Sandwich ELISA, Biotin-labelled antibody
Serum, Plasma-EDTA, Plasma-Heparin, Plasma-Citrate
At ambient temperature. Upon receipt, store the product at the temperature recommended below.
Store the complete kit at 2–8°C. Under these conditions, the kit is stable until the expiration date (see label on the box).
Limit of Detection
n = 8; CV = 1.7%
n = 5; CV = 7.1%
- bovine Non-detectable
- cat Non-detectable
- dog Not tested
- goat Non-detectable
- hamster Non-detectable
- horse Non-detectable
- monkey Non-detectable
- chicken Not tested
- human Yes
- mouse Non-detectable
- pig Non-detectable
- rabbit Non-detectable
- rat Non-detectable
- sheep Non-detectable
- European Union: for in vitro diagnostic use
- Rest of the world: for research use only!
- The total assay time is less than 3 hours
- The kit measures total corticosteroid binding globulin in serum and plasma (EDTA, citrate, heparin)
- Assay format is 96 wells
- Quality Controls are human serum based. No animal sera are used
- Standard is purified native protein based
- Components of the kit are provided ready to use, concentrated or lyophilized
Immune Response, Infection and Inflammation, Steroid hormones

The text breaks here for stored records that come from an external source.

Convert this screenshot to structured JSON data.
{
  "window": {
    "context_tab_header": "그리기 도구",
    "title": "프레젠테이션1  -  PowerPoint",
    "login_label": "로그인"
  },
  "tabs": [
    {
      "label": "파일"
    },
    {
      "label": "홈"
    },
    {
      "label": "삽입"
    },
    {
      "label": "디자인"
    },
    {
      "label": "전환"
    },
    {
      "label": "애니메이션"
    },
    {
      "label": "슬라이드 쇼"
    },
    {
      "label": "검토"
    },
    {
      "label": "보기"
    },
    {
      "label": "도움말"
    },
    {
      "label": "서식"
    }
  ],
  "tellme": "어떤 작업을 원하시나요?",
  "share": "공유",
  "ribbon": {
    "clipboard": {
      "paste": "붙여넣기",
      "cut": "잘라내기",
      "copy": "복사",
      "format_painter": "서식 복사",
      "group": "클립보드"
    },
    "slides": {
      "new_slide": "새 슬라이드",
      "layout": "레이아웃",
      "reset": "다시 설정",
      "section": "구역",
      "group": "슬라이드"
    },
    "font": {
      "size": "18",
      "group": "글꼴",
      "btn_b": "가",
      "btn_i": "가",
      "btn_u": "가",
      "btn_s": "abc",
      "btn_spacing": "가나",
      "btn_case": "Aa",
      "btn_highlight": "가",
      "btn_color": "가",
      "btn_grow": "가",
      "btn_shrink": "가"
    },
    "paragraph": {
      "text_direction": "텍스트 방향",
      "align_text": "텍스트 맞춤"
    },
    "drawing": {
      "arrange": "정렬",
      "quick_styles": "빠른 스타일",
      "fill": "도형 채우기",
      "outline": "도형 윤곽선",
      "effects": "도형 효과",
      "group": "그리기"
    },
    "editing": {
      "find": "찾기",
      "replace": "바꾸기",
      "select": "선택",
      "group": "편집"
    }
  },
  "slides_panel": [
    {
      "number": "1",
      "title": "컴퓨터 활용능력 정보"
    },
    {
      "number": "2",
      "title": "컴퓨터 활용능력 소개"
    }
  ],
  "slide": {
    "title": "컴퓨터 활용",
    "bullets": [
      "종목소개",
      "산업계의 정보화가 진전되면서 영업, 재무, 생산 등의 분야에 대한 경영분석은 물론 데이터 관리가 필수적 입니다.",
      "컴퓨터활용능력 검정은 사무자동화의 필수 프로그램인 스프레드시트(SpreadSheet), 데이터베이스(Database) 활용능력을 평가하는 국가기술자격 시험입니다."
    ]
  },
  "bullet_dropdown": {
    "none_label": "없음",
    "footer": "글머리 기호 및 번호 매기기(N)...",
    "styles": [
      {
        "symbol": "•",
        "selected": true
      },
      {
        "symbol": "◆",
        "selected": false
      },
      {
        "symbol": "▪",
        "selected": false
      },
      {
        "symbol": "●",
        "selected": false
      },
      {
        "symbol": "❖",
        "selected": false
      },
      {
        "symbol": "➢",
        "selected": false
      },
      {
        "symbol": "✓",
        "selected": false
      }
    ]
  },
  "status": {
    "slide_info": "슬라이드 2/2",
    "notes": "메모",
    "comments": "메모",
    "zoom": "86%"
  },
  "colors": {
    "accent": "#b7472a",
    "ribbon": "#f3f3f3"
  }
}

Human corticosteroid binding globulin (CBG, transcortin), also referred to as SerpinA6, belongs to the serpin superfamily. Corticosteroid binding globulin is a 52 kDa secreted α1-glycoprotein consisting of 405 amino acids. Corticosteroid binding globulin is synthesized and secreted by hepatocytes in the liver and is present in glycocorticoid responsive cells. The concentration of corticosteroid binding globulin is regulated by estrogens. CBG is the major transport protein for progestins and glucocorticoids within the blood. Thus CBG regulates their bioavailability and metabolic clearance and protects them from absorption into cells and degradation by chemicals and enzymes. CBG contains a single steroid binding site with high affinity for cortisol and progesterone. About 80–90% of circulating cortisol is bound to CBG. Albumin bound cortisol is reported to represent 14% and free cortisol 6% of total plasma cortisol under basal conditions. The CBG bound cortisol is considered to be biologically inactive, whereas the unbound cortisol constitutes the active form of cortisol. The active fraction of plasma cortisol will thus depend on the concentration of CBG. Defects in the gene encoding CBG are the cause of corticosteroid binding globulin deficiency (CBG deficiency), a rare disorder characterized by reduced CBG production that results in hypo/ hypertension and muscle fatigue. The plasma concentration of CBG shows little or no diurnal variation and no marked differences are observed in adult subjects according to age, sex or menstrual cycle. In umbilical cord blood, however, CBG is present at half of the normal adult level and prepubertal children have higher levels than adults. Plasma CBG levels increase during pregnancy and are decreased in cirrhosis. Estrogen therapy (e.g. oral hormonal contraception) or implantation during pregnancy cause a very marked increase of the CBG concentration. Decreased levels of CBG are observed in women with polycystic ovary syndrome, hypoproteinemia, Cushing´s syndrome or corticoid treatment and some cases of vitamin B12 deficiency. Extremely low levels of CBG have been reported in patients with septic shock. Measurement of corticosteroid binding globulin is important to the interpretation of cortisol levels. The concentration of unbound cortisol, which is biologically active, can be calculated from the concentration of total cortisol and that of CBG on the basis of mass action.